The Fairfield, Conn., company said Friday it wants to build its supply chain as it ramps up engine production. The deal also gives GE a chance to offer Avio products outside the aviation industry, in power generation, oil and marine products.
GE, which has operations in Fort Wayne, will buy Avio S.p.A.’s aviation business from European private equity firm Cinven and the Italian aerospace group Finmeccanica.
Avio has supplied GE Aviation since 1984. The company, which is based in Turin, Italy, employs about 5,300 people. It makes aviation propulsion components and systems for civilian and military aircraft, including low-pressure turbine systems, accessory gearboxes, geared systems and combustors. Last year, its aviation business generated $2.4 billion in revenue, more than half of which was derived from components for GE and GE joint venture engines.
Hostess to split snack cakes in sale
Twinkies, Wonder Bread and Devil Dogs are likely to return to shelves in coming months, but probably not under the same owners.
Hostess Brands Inc. said in bankruptcy court Friday that it’s narrowing down the bids it received for its brands and expects to sell off its snack cakes and bread to separate buyers. The testimony came from an investment banker for Hostess, which is in the process of liquidating.
A likely suitor has emerged for the namesake Hostess brand, which includes Twinkies, Ding Dongs and Ho Hos, along with Dolly Madison cakes, which includes Coffee Cakes and Zingers, said Joshua Scherer of Perella Weinberg Partners. He said another viable bid was made for Drake’s cakes, which includes Devil Dogs, Funny Bones and Yodels. That bidder also wants to buy the Drake’s plant in Wayne, N.J., which Scherer said is the country’s only kosher bakery plant.
Additional bids have been submitted for its bread brands, which include Wonder and Home Pride. Sales could be completed by as early as mid-March.

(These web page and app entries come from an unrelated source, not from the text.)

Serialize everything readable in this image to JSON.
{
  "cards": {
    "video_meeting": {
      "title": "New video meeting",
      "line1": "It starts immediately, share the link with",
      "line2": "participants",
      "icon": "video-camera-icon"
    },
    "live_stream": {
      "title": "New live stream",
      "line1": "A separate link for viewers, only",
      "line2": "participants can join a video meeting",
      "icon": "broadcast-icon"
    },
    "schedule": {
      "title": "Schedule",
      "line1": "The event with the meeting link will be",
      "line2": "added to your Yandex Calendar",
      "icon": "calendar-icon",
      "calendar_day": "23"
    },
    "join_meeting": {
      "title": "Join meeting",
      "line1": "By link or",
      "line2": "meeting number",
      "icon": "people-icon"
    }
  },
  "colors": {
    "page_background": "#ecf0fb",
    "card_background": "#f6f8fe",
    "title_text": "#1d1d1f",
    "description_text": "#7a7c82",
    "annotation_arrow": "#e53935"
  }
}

Nokia, RIM resolve patent-license feud
Nokia, the Finnish mobile-phone maker struggling to reverse a slide in sales, agreed on a new patent-licensing deal with BlackBerry maker Research In Motion, ending all legal disputes between the companies.
RIM will make a one-time and ongoing payments to Nokia, the Espoo, Finland-based company said in an emailed statement. Financial terms weren’t disclosed.

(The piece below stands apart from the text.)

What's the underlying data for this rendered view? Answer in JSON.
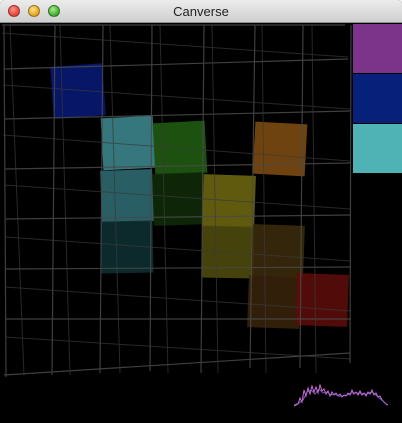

Nokia is trying to expand revenue from its patent portfolio as sales at its unprofitable smartphone unit decline.
Earnings at Walgreen off 26% in first quarter
Walgreen’s fiscal first-quarter earnings sank nearly 26 percent as costs tied to a couple big deals and Superstorm Sandy helped put a bigger-than-expected dent in the drugstore chain’s performance.
CEO Greg Wasson told analysts he saw the quarter as a turning point for the Deerfield, Ill., company, which has been working to recapture customers it lost during a contract dispute with Express Scripts Holding Co. But investors didn’t buy the message as its stock shares fell in Friday trading.